When The Imitation Game begins, it asks audiences if they’re paying attention. Even from those first few scenes, audiences will find it hard to look away from Benedict Cumberbatch’s incredible performance as Alan Turing, a British mathematician in 1940s. Turing is a legend for two reasons: He developed a machine that cracked the Nazis’ encryption code (helping bring an end to World War II), and he was arrested and convicted by the British government for being gay. Instead of jail time he opted for “chemical castration” – a decision that later lead to his suicide.
The Imitation Game provides flashblacks to Turing’s childhood while following him throughout his work in World War II at Bletchley Park (England’s secret operation). It’s a powerful film that provides rather moving insight into one of the unsung heroes of World War II.
Benedict Cumberbatch does an absolutely incredible job here bringing an authenticity to the character that is undeniable. Embracing the genius of Turing along with his socially awkward personality, Cumberbatch is freakishly in touch with this character. Along side Cumberbatch is Keira Knightley as Joan Clarke – who is a brilliant mind as well. Overall, it’s solid acting and directing paired with a great script. You really can’t ask for more.
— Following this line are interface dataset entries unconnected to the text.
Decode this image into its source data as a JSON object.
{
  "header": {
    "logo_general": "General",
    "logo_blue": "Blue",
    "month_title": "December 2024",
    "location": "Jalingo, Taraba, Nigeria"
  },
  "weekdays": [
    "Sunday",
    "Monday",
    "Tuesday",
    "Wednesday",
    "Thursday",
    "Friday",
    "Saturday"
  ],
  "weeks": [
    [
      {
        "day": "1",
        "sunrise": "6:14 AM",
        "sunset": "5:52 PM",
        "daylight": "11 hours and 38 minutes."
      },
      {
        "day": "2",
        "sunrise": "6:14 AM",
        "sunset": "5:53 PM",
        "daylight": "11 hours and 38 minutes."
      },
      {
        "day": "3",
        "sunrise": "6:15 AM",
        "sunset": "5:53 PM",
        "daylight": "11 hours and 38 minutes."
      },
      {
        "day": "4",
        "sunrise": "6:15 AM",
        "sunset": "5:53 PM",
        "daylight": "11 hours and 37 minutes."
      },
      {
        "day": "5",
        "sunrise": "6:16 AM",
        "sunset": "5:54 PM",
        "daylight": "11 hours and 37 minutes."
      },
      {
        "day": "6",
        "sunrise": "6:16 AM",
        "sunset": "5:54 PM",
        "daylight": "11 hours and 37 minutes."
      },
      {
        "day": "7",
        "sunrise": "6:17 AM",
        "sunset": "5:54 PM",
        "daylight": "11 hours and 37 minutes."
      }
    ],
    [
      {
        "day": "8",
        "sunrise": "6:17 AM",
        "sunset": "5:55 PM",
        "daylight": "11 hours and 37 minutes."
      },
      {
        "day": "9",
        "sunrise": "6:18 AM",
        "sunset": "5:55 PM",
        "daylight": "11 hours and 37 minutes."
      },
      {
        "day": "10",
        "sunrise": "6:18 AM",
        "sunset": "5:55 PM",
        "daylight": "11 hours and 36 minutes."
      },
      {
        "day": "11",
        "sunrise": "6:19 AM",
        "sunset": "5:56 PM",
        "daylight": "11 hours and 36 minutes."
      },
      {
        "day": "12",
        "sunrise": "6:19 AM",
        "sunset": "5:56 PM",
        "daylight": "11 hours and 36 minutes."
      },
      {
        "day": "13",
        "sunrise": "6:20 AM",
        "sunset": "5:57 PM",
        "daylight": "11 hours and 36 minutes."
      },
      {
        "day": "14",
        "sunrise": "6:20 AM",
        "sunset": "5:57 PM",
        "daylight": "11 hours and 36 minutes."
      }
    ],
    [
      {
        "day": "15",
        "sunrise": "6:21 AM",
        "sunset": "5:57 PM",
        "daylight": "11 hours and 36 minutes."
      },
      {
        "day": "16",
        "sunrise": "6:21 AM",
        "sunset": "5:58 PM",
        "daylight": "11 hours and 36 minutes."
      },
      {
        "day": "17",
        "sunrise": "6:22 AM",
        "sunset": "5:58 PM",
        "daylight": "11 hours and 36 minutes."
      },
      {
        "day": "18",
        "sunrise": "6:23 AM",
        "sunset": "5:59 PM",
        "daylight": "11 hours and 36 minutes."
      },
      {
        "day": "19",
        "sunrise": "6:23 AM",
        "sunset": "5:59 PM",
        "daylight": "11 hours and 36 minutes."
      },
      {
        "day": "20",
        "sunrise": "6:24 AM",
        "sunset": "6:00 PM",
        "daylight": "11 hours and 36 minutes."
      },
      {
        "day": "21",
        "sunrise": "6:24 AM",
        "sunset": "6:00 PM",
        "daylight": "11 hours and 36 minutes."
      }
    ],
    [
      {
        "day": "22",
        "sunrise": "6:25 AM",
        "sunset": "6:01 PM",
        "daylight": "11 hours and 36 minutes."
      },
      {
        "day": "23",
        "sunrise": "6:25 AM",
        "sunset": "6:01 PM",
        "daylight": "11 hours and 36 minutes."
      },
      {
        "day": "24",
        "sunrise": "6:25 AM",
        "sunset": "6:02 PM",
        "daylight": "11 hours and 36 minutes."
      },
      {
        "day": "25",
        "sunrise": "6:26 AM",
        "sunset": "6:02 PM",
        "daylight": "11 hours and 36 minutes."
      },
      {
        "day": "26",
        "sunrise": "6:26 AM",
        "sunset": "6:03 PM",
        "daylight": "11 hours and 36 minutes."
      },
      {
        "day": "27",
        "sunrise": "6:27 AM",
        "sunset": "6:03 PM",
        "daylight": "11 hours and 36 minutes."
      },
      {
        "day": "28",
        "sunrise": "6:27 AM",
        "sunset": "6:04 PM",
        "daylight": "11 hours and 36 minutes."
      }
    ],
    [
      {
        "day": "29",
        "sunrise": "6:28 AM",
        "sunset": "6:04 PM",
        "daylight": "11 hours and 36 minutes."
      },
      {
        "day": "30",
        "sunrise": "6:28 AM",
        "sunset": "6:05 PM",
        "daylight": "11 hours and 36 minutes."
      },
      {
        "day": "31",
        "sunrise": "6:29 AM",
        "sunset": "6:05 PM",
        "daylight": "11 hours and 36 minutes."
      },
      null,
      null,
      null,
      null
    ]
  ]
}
The Imitation Game is one of my favorite films of 2014, and without doubt, it will be one of the Oscar contenders as we move into award season. In a year of rather lackluster films, this one is a breath of fresh air that reminds you of what cinema should be.